According to my favorite parenting book, the room temperature should be set between 70 degrees and 75 degrees for the baby to thrive.
A second parenting book sets the temperature at precisely 74 degrees.
My doctor is not so concerned with room temperature, but prefers the child be dressed in one more layer of clothing than I am.
No matter what the baby is wearing, my mother wants to add one more blanket.
My husband walks around our house drinking ice water and secretly (he thinks) plays with the thermostat controls.
It is my job to sift through all this information and decide the right temperature. It is my job to protect my daughter, whether it’s from the cold, her own desire to kick off her covers or well-meaning experts and grandmothers.
As a nation, we allow the government to protect us via laws-whether it’s through warnings on cigarette labels or through rules designed to prevent monopolies.
With the second merger announced between two Baby Bells this month, questions are being raised about whether telecommunications providers will have too much power and what is best for consumers.
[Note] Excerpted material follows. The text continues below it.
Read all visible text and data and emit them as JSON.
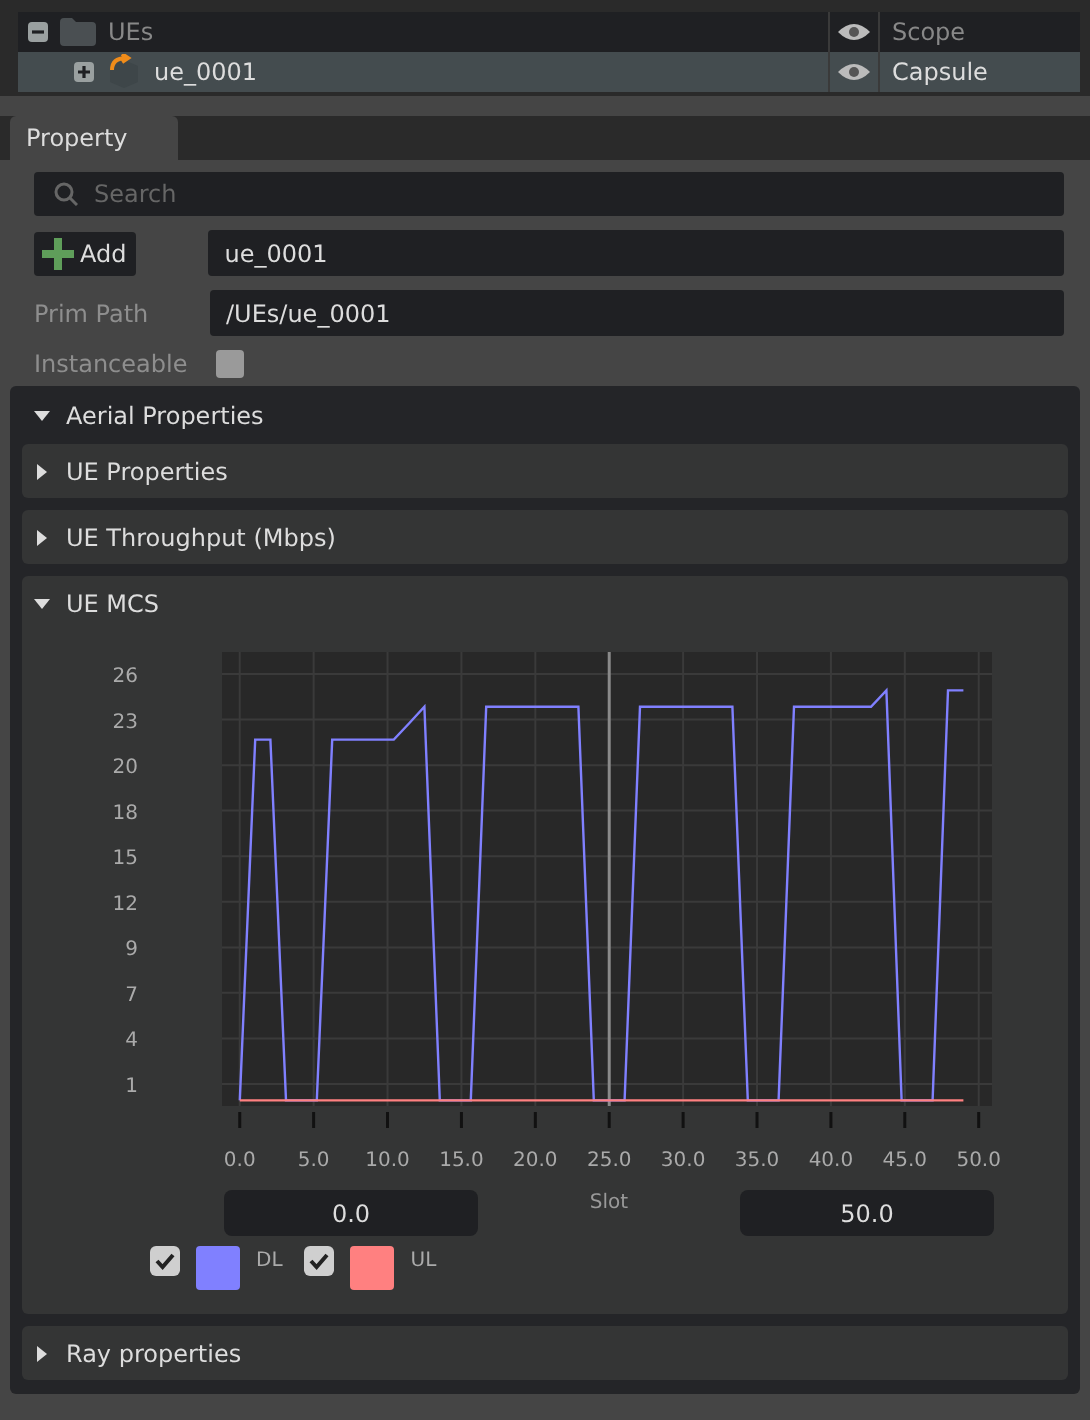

One analyst notes that the merged Bell Atlantic/Nynex will be a 2,000-pound gorilla, able to compete with all the other 2,000-pound gorillas out there.
Congress passed telecommunications reform legislation earlier this year designed to increase competition in the marketplace, albeit between 2,000-pound gorillas.
The Bell companies obviously believe it is in their best interests to merge.
Union officials believe mergers are only in the public’s best interest if they create jobs.
Everyone has their own idea of what is ultimately best for the consumer. Previously, Judge Harold Greene decided what was best for the consumer in all Baby Bell-related matters and mergers were not condoned.
Now the Justice Department will separately study the proposed mergers between SBC Communications Inc. and Pacific Telesis Group and Bell Atlantic and Nynex to ensure these combined companies are in the public’s interest-or at least allowed under our laws.
In a few short years, the consumer will know who has protected their interests.